Cover stories are devoted to the commercials that will appear during the game, when all stops across the land and a nation focuses on the big question: Raiders or Bucs?
Since my family has arrived at our Brush Creek roost, we’ve spent part of the day cross-country skiing out in the pasture, sometimes missing all or great chunks of the big game. But this year, whatever is piling up at Vail Mountain, there’s more bare ground than snow at our place for the first time in four Super Bowl Sundays. There’ll be no skiing here today.
Fortunately for all of us, the white stuff has kept the slopes covered just enough to keep the skiers coming. Just yesterday, to my amazement, I drove into a flurry to pick up my daughter from Buddy Werner at Golden Peak. There’s still time yet for a new slew of dumps to bail us out of real drought on track for summer, as well as offering more powder days.
If this Super Bowl Sunday highlights a distinct lack of snow down in the valleys, there’s also some relief from considering that war on Iraq, for which our president has yet to make a compelling case that the time is now.
An irony is that this Gulf War is shaping up to prove historically unpopular as a result, notwithstanding the current 57 percent of so support the polls currently show for invading. This Bush could well lose his second term over Iraq while gaining ground with economic stimuli, in contrast to his dad’s fortunes as president back when.
There remains a real question whether attacking Iraq without the traditional provocations – they shoot first, invade another country, leave their fingerprints on terrorist activity – is truly the right thing to do. Never mind fuzzy-headed Europe, which always seems to hope we’ll come bail them out while they sound appropriately – but not too – ungrateful for the help. I don’t think President Bush has yet convinced his own people about our moral clarity of purpose. That ought to be a lesson of Vietnam.
OK, so the Super Bowl hasn’t quite washed all else away. Maybe during other, easier years for America, or when the Broncos reach the apex.
The main thing I think about today, though, is how sports reigns in our country and even more so, our county. Football is the big one, on the spectator side of the equation. Up here, the convergence of participatory sports and the ones we watch makes for a “Perfect Storm” of athletic interest.

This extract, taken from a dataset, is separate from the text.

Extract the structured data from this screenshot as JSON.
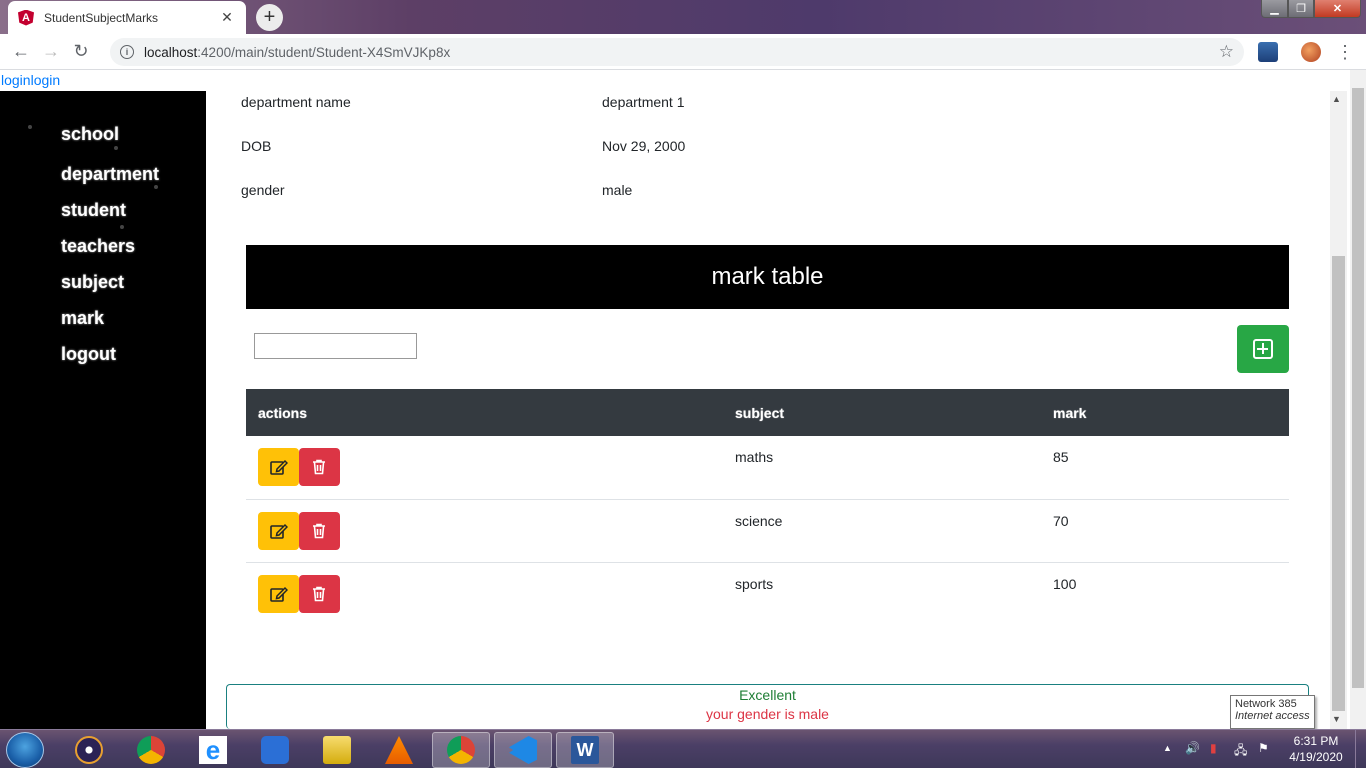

The ski hills are just the start, though no doubt the catalyst in attracting a population that endures absurd housing prices, pay that can’t match the cost of living, and careers perhaps not as intellectually challenging as we might otherwise choose so that we may pursue our passions on the slopes, fields, courts and courses.

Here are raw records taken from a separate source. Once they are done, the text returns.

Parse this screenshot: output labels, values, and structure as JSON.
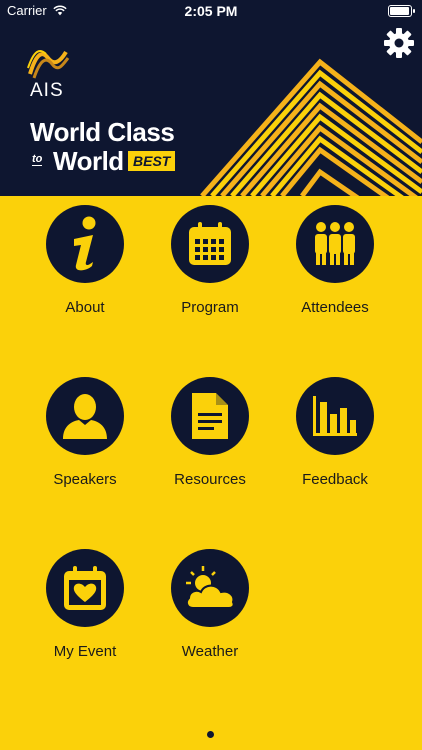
{
  "status_bar": {
    "carrier": "Carrier",
    "time": "2:05 PM"
  },
  "header": {
    "logo_text": "AIS",
    "title_line1": "World Class",
    "title_to": "to",
    "title_line2": "World",
    "title_badge": "BEST",
    "settings_icon": "gear-icon"
  },
  "colors": {
    "navy": "#0e1630",
    "yellow": "#fbd10a",
    "gold": "#f5b21a"
  },
  "tiles": [
    {
      "label": "About",
      "icon": "info-icon"
    },
    {
      "label": "Program",
      "icon": "calendar-icon"
    },
    {
      "label": "Attendees",
      "icon": "people-icon"
    },
    {
      "label": "Speakers",
      "icon": "person-icon"
    },
    {
      "label": "Resources",
      "icon": "document-icon"
    },
    {
      "label": "Feedback",
      "icon": "bar-chart-icon"
    },
    {
      "label": "My Event",
      "icon": "calendar-heart-icon"
    },
    {
      "label": "Weather",
      "icon": "weather-icon"
    }
  ],
  "pager": {
    "pages": 1,
    "current": 1
  }
}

I favor basketball, along with snowboarding and road running in an earnest if fruitless effort to play and board better. My wife is hot on skiing, with that new pair of Volkl skis and boots that actually fit. For my daughter, it’s snowboarding. And my son is into pure pain, I guess, as he competes in Nordic skiing and cross country running.
There’s more to life, I know, I know, but this is the spice that helps make it worth living. I believe we’re all mentally as well as physically better off for all this activity. Never mind some of our neighbors’ fine mansions; it’s the sports that make time richer in the mountains.
Look at the range up here. You can do the cowboy sports, the extremes, the backcountry, water (even sailing!), aerial, traditionals, european, snow, four-wheeling, two-wheeling, hunting and even some wacky ones like inntertube water polo or broom ball. Take your pick! Or just grab your boots and go for a hike out the back door. About the only thing I can’t go do is surf, though the board hangs ever hopefully in the garage.
All this and tune in, too.
Managing Editor Don Rogers can be reached at 949-0555, ext. 600, or email@example.com
The parcel where workforce housing is being proposed was listed for decades as belonging to the Colorado Department of Transportation.